Activity =
All of the data goes into your copy exactly as written. Images do not.

[App and web page records]
○ ○ ○ ○ ○

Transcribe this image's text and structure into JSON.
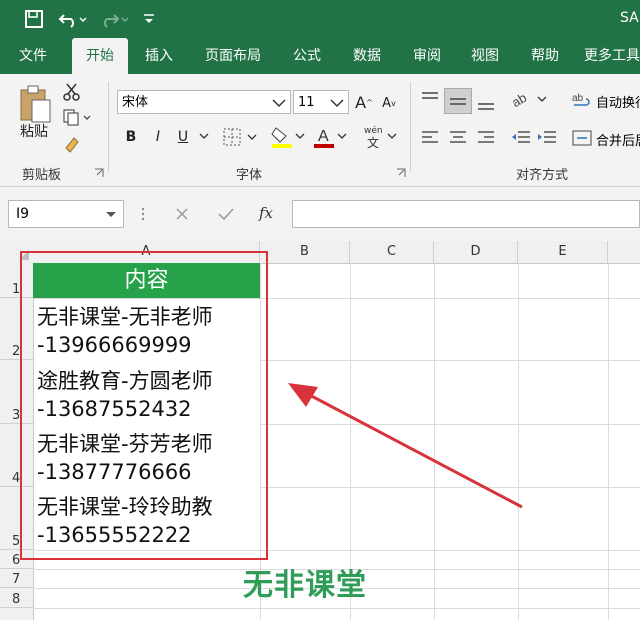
{
  "titlebar": {
    "save_icon": "save-icon",
    "undo_icon": "undo-icon",
    "redo_icon": "redo-icon",
    "doc_name": "SA"
  },
  "tabs": [
    {
      "label": "文件",
      "active": false
    },
    {
      "label": "开始",
      "active": true
    },
    {
      "label": "插入",
      "active": false
    },
    {
      "label": "页面布局",
      "active": false
    },
    {
      "label": "公式",
      "active": false
    },
    {
      "label": "数据",
      "active": false
    },
    {
      "label": "审阅",
      "active": false
    },
    {
      "label": "视图",
      "active": false
    },
    {
      "label": "帮助",
      "active": false
    },
    {
      "label": "更多工具",
      "active": false
    }
  ],
  "ribbon": {
    "clipboard": {
      "paste_label": "粘贴",
      "group_label": "剪贴板"
    },
    "font": {
      "font_name": "宋体",
      "font_size": "11",
      "bold": "B",
      "italic": "I",
      "underline": "U",
      "group_label": "字体",
      "phonetic": "wén\n文"
    },
    "align": {
      "wrap_text": "自动换行",
      "merge_center": "合并后居中",
      "group_label": "对齐方式"
    }
  },
  "formula_bar": {
    "name_box": "I9",
    "fx_label": "fx",
    "value": ""
  },
  "columns": [
    "A",
    "B",
    "C",
    "D",
    "E"
  ],
  "rows": [
    "1",
    "2",
    "3",
    "4",
    "5",
    "6",
    "7",
    "8"
  ],
  "cells": {
    "header": "内容",
    "lines": [
      "无非课堂-无非老师",
      "-13966669999",
      "途胜教育-方圆老师",
      "-13687552432",
      "无非课堂-芬芳老师",
      "-13877776666",
      "无非课堂-玲玲助教",
      "-13655552222"
    ]
  },
  "watermark": "无非课堂",
  "colors": {
    "excel_green": "#217346",
    "header_fill": "#27a24a",
    "annotation_red": "#d8333b"
  }
}
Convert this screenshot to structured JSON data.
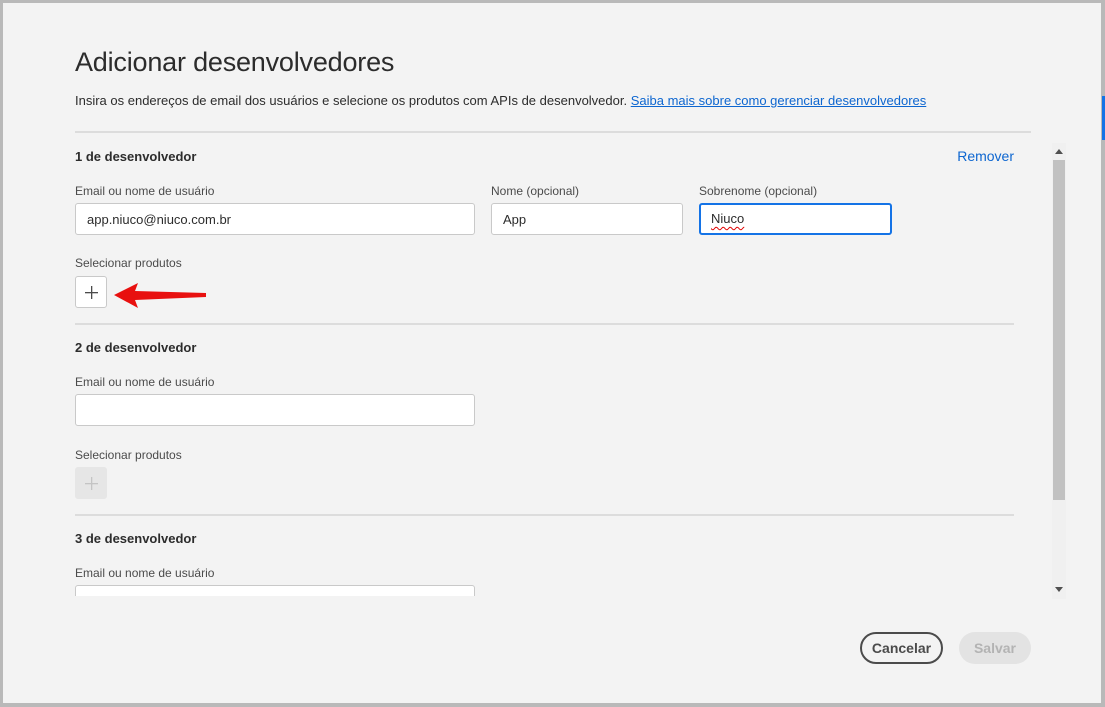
{
  "dialog": {
    "title": "Adicionar desenvolvedores",
    "description": "Insira os endereços de email dos usuários e selecione os produtos com APIs de desenvolvedor.",
    "learn_more_link": "Saiba mais sobre como gerenciar desenvolvedores"
  },
  "developers": [
    {
      "heading": "1 de desenvolvedor",
      "remove_label": "Remover",
      "email_label": "Email ou nome de usuário",
      "email_value": "app.niuco@niuco.com.br",
      "first_name_label": "Nome (opcional)",
      "first_name_value": "App",
      "last_name_label": "Sobrenome (opcional)",
      "last_name_value": "Niuco",
      "products_label": "Selecionar produtos"
    },
    {
      "heading": "2 de desenvolvedor",
      "email_label": "Email ou nome de usuário",
      "email_value": "",
      "products_label": "Selecionar produtos"
    },
    {
      "heading": "3 de desenvolvedor",
      "email_label": "Email ou nome de usuário",
      "email_value": ""
    }
  ],
  "footer": {
    "cancel_label": "Cancelar",
    "save_label": "Salvar"
  },
  "icons": {
    "add": "plus-icon",
    "annotation": "red-arrow-icon",
    "scroll_up": "chevron-up-icon",
    "scroll_down": "chevron-down-icon"
  },
  "colors": {
    "accent": "#1473e6",
    "link": "#0d66d0",
    "annotation_arrow": "#e8100f"
  }
}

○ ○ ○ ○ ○

Task result =
Transcribe this image's text and structure into JSON.
{
  "titlebar": {
    "save_icon": "save-icon",
    "undo_icon": "undo-icon",
    "redo_icon": "redo-icon",
    "doc_name": "SA"
  },
  "tabs": [
    {
      "label": "文件",
      "active": false
    },
    {
      "label": "开始",
      "active": true
    },
    {
      "label": "插入",
      "active": false
    },
    {
      "label": "页面布局",
      "active": false
    },
    {
      "label": "公式",
      "active": false
    },
    {
      "label": "数据",
      "active": false
    },
    {
      "label": "审阅",
      "active": false
    },
    {
      "label": "视图",
      "active": false
    },
    {
      "label": "帮助",
      "active": false
    },
    {
      "label": "更多工具",
      "active": false
    }
  ],
  "ribbon": {
    "clipboard": {
      "paste_label": "粘贴",
      "group_label": "剪贴板"
    },
    "font": {
      "font_name": "宋体",
      "font_size": "11",
      "bold": "B",
      "italic": "I",
      "underline": "U",
      "group_label": "字体",
      "phonetic": "wén\n文"
    },
    "align": {
      "wrap_text": "自动换行",
      "merge_center": "合并后居中",
      "group_label": "对齐方式"
    }
  },
  "formula_bar": {
    "name_box": "I9",
    "fx_label": "fx",
    "value": ""
  },
  "columns": [
    "A",
    "B",
    "C",
    "D",
    "E"
  ],
  "rows": [
    "1",
    "2",
    "3",
    "4",
    "5",
    "6",
    "7",
    "8"
  ],
  "cells": {
    "header": "内容",
    "lines": [
      "无非课堂-无非老师",
      "-13966669999",
      "途胜教育-方圆老师",
      "-13687552432",
      "无非课堂-芬芳老师",
      "-13877776666",
      "无非课堂-玲玲助教",
      "-13655552222"
    ]
  },
  "watermark": "无非课堂",
  "colors": {
    "excel_green": "#217346",
    "header_fill": "#27a24a",
    "annotation_red": "#d8333b"
  }
}
Convert this screenshot to structured JSON data.
{
  "dialog": {
    "title": "Adicionar desenvolvedores",
    "description": "Insira os endereços de email dos usuários e selecione os produtos com APIs de desenvolvedor.",
    "learn_more_link": "Saiba mais sobre como gerenciar desenvolvedores"
  },
  "developers": [
    {
      "heading": "1 de desenvolvedor",
      "remove_label": "Remover",
      "email_label": "Email ou nome de usuário",
      "email_value": "app.niuco@niuco.com.br",
      "first_name_label": "Nome (opcional)",
      "first_name_value": "App",
      "last_name_label": "Sobrenome (opcional)",
      "last_name_value": "Niuco",
      "products_label": "Selecionar produtos"
    },
    {
      "heading": "2 de desenvolvedor",
      "email_label": "Email ou nome de usuário",
      "email_value": "",
      "products_label": "Selecionar produtos"
    },
    {
      "heading": "3 de desenvolvedor",
      "email_label": "Email ou nome de usuário",
      "email_value": ""
    }
  ],
  "footer": {
    "cancel_label": "Cancelar",
    "save_label": "Salvar"
  },
  "icons": {
    "add": "plus-icon",
    "annotation": "red-arrow-icon",
    "scroll_up": "chevron-up-icon",
    "scroll_down": "chevron-down-icon"
  },
  "colors": {
    "accent": "#1473e6",
    "link": "#0d66d0",
    "annotation_arrow": "#e8100f"
  }
}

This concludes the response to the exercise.